If President Trump and the Republican Congress make good on their desire to roll back Medicaid, the consequences will be drastic not only for the 20 million new beneficiaries, but for the states (and the taxpayers where they live). A disproportionate number live in Democratic-led states (California, New York, Illinois, etc.) that are likely to resist a return to the “access” crisis. These states will face political pressure and massive expenditures to assume the cost of Medicaid, at least in the short term until a potential reallocation in the next Presidential administration.
A Murkier Narrative Around the Exchanges
The future is murkier for the roughly 12 million people who obtained insurance coverage on the exchanges under the individual mandate. These were the people who earned too much to qualify for Medicaid or lived in states that didn’t expand Medicaid. In contrast to the unqualified positive nature of Medicaid expansion, the exchange-based coverage was not uniformly popular, to say the least. It was the expense of exchange-based policies that drove Republican political opposition. The theory underlying the exchanges was that by requiring young, healthy people to buy coverage, their premiums would balance out the high cost of care for all of the middle-aged, sick people. The economic model failed, as many “young invincibles” elected to incur a small tax penalty and not buy insurance, and costs spiraled upward, generating frustration for millions of middle-class Americans. As much as the ACA succeeded on the “access” front, it failed on the cost issue. For Americans who had employer-based coverage before the ACA, the net impact of all of the change was paying more for less, as costs went up even as the value of their insurance benefit eroded. The Affordable Care Act made healthcare more accessible, but not more affordable.
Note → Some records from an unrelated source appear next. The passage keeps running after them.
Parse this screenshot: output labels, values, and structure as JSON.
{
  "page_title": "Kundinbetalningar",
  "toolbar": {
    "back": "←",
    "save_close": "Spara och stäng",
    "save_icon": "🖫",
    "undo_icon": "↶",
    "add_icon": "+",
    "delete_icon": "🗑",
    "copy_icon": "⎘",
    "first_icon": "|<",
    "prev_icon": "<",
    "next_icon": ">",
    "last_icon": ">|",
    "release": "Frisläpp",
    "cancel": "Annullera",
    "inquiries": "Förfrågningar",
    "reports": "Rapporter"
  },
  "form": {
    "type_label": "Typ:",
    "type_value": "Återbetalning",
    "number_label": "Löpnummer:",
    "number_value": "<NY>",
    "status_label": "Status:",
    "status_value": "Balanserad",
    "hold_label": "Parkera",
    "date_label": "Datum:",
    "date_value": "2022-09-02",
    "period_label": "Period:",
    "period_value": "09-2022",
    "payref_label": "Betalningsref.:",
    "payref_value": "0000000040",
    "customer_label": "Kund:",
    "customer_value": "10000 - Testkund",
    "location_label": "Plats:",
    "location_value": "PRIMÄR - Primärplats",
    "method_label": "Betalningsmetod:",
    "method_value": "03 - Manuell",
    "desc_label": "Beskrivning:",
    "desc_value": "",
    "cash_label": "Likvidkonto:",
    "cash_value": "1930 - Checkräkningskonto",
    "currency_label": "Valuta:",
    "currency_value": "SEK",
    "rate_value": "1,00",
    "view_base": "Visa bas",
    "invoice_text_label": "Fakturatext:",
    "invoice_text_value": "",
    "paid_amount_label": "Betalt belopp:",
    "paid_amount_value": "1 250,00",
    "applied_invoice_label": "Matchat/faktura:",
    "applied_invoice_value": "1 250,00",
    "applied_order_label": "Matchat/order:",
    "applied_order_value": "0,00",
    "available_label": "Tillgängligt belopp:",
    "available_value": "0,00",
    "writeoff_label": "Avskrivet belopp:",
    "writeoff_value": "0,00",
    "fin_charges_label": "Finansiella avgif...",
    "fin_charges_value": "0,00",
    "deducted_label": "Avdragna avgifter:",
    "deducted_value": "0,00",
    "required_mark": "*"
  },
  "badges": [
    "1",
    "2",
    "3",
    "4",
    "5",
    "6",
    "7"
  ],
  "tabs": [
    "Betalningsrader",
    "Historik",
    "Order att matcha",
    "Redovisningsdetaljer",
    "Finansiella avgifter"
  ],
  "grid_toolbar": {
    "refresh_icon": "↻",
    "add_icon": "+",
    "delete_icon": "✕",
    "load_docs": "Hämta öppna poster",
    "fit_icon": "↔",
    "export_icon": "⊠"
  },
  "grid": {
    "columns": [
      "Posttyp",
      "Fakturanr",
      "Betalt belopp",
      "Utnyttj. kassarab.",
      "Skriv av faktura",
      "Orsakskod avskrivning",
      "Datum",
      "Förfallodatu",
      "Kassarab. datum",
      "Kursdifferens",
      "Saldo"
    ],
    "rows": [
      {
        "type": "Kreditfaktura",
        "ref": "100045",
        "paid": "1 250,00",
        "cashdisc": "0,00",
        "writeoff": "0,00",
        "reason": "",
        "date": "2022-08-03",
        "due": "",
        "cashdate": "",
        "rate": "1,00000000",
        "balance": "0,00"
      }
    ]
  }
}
On this front, the Republicans intend to remove the individual mandate, which will put an end to an economic model that was not succeeding anyway. The Republican answer to healthcare affordability is more out-of-pocket spending, as patients begin to act much more like consumers and insurance covers a narrower range of services. This approach makes economic sense, but is likely to translate into significant pain for the healthcare industry and patients alike. Many patients may be more likely to forego routine care than to reach into their wallets – translating to more emergency room visits and more unfunded care for hospitals and physicians.
Meanwhile, the same voters who complained about ObamaCare are unlikely to celebrate the brave new world of TrumpCare. It is telling that Republicans are avoiding discussion of “replacing” ObamaCare and talking more about damage control, keeping the focus on a system that remains broken.
So where do we go from here? Can we make America’s healthcare system healthier? The bad news is that our political leaders seem more interested in playing politics than finding compromises that address the complexities of healthcare challenges. The good news is we have two years before the ACA goes away. The path to consensus about possible answers almost certainly begins with a more constructive and less polarized dialogue. Healthcare providers, plans, and patients should use this time to talk potential solutions together.
Harry Nelson is the author of From ObamaCare to TrumpCare: Why You Should Care and the managing partner of Nelson Hardiman, a healthcare law firm.